[Website and app data records]
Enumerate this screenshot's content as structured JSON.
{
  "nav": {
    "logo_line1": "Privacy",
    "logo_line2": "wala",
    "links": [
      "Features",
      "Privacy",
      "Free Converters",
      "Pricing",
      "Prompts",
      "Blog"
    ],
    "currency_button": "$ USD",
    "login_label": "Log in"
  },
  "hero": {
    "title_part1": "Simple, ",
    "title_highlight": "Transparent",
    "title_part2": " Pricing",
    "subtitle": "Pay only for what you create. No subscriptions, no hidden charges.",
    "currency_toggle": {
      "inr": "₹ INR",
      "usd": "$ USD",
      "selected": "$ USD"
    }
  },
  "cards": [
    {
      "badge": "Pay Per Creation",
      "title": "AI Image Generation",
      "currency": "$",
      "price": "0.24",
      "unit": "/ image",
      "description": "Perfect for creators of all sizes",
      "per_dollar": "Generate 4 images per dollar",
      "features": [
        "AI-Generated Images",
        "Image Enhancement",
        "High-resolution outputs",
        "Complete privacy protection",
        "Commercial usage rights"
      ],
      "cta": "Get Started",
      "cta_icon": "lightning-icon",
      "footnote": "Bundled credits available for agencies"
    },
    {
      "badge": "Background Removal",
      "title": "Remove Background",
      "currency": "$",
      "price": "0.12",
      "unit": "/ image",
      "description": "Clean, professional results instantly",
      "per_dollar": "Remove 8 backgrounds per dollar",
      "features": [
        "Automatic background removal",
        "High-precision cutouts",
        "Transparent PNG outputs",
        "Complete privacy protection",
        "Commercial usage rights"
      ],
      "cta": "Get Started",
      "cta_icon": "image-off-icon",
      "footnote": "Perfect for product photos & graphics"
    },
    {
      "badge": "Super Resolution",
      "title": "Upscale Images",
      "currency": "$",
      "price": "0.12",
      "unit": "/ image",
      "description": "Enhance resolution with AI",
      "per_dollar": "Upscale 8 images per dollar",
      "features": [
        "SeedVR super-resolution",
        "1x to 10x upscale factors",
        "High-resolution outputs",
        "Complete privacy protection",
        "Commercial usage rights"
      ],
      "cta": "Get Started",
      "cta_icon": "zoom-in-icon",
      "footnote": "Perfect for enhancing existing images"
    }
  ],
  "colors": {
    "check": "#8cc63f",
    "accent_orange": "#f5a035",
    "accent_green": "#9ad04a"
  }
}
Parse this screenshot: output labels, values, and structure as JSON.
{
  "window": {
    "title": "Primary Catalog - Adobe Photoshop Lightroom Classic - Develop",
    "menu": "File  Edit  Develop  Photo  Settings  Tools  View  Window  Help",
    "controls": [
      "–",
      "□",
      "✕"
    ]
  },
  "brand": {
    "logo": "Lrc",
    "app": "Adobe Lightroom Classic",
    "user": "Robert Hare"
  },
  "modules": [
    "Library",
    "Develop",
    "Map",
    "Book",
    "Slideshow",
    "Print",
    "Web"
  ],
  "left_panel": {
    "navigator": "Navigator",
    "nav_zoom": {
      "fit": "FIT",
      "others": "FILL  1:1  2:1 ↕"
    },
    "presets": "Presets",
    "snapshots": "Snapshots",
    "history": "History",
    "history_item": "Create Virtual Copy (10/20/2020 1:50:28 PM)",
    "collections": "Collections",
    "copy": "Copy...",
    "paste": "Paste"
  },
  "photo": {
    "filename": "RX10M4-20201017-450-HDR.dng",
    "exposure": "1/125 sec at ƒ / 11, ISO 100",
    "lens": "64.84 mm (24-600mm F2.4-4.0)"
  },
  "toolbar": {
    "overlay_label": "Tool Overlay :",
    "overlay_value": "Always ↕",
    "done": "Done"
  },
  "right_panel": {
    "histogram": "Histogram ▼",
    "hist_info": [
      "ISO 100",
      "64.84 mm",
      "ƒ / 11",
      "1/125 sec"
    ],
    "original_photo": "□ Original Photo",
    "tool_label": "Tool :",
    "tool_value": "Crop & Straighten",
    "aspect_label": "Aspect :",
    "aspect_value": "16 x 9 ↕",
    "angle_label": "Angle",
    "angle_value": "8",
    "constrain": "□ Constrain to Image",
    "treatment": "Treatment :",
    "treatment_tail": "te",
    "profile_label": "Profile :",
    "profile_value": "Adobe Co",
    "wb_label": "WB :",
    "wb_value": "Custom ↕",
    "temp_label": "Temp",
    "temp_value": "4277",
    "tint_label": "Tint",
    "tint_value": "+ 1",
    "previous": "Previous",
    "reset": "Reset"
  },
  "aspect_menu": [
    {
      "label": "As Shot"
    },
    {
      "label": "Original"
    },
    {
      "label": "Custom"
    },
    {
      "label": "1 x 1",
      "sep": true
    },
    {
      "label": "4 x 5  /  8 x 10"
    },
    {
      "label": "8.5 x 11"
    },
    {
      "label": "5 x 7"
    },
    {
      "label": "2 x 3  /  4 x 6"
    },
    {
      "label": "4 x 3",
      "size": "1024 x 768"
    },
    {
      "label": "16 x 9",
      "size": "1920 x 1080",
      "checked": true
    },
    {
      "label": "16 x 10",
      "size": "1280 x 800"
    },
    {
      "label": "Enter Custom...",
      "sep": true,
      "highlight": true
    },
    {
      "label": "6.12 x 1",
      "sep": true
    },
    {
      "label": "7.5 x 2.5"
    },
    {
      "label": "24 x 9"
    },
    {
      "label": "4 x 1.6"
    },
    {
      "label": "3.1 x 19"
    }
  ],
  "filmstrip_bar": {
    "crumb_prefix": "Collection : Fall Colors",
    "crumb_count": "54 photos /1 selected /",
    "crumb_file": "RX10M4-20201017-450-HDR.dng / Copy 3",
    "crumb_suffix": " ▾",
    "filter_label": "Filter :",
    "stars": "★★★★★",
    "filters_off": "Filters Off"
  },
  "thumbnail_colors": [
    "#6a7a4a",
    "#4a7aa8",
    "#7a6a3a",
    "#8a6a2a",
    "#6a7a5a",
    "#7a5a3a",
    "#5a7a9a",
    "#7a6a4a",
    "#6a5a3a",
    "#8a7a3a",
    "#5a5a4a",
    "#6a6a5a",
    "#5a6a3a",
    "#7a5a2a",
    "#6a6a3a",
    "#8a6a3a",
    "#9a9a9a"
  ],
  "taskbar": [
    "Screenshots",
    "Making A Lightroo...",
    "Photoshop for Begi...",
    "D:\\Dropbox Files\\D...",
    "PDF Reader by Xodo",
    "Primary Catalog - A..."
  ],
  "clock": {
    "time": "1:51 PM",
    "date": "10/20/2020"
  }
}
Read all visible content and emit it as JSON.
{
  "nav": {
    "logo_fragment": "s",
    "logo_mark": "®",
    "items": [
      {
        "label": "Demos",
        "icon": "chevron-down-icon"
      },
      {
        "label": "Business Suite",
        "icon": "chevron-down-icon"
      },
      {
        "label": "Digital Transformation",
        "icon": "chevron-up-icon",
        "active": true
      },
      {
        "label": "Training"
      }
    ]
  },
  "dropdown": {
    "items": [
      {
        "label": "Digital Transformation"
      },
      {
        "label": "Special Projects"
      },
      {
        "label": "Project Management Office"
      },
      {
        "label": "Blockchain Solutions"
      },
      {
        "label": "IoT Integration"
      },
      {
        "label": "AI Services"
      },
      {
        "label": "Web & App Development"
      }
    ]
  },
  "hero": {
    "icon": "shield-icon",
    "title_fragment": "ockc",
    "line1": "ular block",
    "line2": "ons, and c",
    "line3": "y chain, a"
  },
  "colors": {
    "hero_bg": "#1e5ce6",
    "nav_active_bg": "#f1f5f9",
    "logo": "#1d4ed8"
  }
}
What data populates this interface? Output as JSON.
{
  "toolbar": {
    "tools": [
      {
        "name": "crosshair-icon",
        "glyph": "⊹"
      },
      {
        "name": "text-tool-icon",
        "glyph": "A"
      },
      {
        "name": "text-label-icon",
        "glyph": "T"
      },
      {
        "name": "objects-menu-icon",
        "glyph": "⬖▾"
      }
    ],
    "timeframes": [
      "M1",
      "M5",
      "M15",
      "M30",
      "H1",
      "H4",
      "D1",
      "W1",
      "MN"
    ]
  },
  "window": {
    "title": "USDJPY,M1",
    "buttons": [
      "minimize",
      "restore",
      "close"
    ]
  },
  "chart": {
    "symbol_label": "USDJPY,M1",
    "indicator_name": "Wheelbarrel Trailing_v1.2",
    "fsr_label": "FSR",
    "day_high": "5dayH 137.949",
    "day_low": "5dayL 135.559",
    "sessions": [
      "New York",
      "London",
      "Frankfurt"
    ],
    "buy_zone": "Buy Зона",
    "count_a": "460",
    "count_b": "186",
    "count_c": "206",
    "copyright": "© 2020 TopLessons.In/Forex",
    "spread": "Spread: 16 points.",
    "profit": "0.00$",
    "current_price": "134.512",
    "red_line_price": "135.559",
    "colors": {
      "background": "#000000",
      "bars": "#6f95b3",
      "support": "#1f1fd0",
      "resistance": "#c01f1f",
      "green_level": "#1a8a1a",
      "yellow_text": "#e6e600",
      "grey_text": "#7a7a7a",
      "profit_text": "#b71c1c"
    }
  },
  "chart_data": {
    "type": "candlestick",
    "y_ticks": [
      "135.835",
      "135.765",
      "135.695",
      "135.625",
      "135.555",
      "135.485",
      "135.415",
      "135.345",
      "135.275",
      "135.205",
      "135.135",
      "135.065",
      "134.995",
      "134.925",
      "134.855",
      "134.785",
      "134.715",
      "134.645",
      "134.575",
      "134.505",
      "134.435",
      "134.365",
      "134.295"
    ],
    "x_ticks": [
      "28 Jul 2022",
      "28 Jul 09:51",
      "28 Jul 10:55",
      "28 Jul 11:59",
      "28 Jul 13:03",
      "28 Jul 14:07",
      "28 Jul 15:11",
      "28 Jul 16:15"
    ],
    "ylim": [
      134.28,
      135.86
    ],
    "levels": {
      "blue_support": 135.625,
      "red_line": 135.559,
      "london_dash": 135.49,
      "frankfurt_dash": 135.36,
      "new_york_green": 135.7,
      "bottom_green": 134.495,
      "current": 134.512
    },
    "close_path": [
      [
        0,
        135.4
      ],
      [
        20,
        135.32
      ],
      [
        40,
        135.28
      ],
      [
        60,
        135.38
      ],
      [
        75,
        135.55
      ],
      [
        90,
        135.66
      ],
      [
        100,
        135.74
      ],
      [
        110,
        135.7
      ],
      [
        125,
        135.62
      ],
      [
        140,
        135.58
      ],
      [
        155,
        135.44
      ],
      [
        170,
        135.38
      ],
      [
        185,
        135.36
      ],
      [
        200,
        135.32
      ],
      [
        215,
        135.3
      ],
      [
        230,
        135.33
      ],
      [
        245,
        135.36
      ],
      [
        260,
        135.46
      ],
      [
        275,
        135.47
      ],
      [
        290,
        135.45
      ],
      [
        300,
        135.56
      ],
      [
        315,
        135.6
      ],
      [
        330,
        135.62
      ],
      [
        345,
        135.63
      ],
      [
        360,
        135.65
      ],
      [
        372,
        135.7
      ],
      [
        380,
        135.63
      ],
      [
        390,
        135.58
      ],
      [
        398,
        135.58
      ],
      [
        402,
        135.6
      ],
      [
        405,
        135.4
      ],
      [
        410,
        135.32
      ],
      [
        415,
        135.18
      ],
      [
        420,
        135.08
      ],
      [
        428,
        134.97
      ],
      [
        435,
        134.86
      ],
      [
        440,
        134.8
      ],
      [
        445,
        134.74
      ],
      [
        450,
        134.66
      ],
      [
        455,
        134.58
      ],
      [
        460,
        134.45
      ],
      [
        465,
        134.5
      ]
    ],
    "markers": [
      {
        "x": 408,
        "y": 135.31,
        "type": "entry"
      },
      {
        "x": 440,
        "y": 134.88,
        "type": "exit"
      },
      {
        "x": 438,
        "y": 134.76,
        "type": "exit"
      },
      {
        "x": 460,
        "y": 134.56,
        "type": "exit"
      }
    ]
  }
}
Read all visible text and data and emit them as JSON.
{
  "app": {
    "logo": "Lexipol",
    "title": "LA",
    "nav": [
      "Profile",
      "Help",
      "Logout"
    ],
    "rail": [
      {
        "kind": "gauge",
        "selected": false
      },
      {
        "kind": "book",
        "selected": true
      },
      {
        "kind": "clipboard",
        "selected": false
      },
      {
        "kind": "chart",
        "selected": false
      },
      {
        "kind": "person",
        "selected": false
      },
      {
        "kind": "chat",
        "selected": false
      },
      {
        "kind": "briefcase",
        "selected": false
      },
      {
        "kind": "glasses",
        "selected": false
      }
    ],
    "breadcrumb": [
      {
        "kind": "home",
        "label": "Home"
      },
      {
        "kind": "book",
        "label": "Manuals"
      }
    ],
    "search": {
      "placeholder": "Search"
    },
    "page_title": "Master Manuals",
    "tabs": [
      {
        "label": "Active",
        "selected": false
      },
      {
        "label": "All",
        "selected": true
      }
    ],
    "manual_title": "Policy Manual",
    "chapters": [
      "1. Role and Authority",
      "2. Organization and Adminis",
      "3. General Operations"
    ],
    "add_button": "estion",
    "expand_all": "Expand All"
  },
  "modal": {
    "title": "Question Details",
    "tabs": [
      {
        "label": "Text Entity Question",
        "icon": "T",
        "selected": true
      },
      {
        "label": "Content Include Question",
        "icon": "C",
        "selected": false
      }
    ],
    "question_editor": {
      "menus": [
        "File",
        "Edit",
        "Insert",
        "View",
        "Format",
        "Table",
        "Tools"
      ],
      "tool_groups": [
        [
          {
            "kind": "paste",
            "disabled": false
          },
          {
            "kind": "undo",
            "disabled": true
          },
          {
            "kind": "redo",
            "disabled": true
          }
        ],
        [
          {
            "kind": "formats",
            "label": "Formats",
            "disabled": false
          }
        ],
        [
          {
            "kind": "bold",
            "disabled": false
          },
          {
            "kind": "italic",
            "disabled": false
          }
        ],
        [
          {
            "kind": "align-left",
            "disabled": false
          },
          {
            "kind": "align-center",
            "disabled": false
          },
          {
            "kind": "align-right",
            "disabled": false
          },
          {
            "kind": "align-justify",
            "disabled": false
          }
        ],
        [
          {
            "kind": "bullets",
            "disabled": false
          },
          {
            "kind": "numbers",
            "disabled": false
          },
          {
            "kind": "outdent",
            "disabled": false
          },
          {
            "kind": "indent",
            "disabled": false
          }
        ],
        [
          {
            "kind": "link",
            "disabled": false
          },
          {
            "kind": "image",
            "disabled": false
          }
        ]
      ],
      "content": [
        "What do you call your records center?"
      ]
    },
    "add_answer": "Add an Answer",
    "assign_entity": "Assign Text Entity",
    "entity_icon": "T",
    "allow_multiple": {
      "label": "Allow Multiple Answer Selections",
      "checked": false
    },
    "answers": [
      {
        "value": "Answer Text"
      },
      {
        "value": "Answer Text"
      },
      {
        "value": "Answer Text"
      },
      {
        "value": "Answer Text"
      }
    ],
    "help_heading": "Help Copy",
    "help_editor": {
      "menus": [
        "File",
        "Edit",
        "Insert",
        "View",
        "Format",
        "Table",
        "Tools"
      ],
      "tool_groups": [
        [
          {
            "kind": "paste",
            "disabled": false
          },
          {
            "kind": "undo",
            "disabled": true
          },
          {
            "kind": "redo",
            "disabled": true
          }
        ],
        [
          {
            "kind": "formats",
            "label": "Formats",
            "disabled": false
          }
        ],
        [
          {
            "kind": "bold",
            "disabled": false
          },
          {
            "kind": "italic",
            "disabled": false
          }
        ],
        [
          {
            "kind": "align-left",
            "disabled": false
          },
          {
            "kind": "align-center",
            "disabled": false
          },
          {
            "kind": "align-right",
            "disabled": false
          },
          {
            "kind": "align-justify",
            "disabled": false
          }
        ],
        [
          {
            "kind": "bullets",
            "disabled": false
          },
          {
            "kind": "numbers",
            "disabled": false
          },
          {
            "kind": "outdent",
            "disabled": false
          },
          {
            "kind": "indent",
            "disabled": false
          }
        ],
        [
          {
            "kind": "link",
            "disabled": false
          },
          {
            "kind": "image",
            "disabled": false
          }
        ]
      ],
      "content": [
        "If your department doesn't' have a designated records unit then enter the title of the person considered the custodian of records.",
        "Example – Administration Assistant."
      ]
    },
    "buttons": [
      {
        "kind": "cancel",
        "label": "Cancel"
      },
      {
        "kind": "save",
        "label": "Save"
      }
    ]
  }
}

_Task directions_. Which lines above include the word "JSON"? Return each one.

_Written reply_.
Enumerate this screenshot's content as structured JSON.
Parse this screenshot: output labels, values, and structure as JSON.
Read all visible content and emit it as JSON.
What data populates this interface? Output as JSON.
Read all visible text and data and emit them as JSON.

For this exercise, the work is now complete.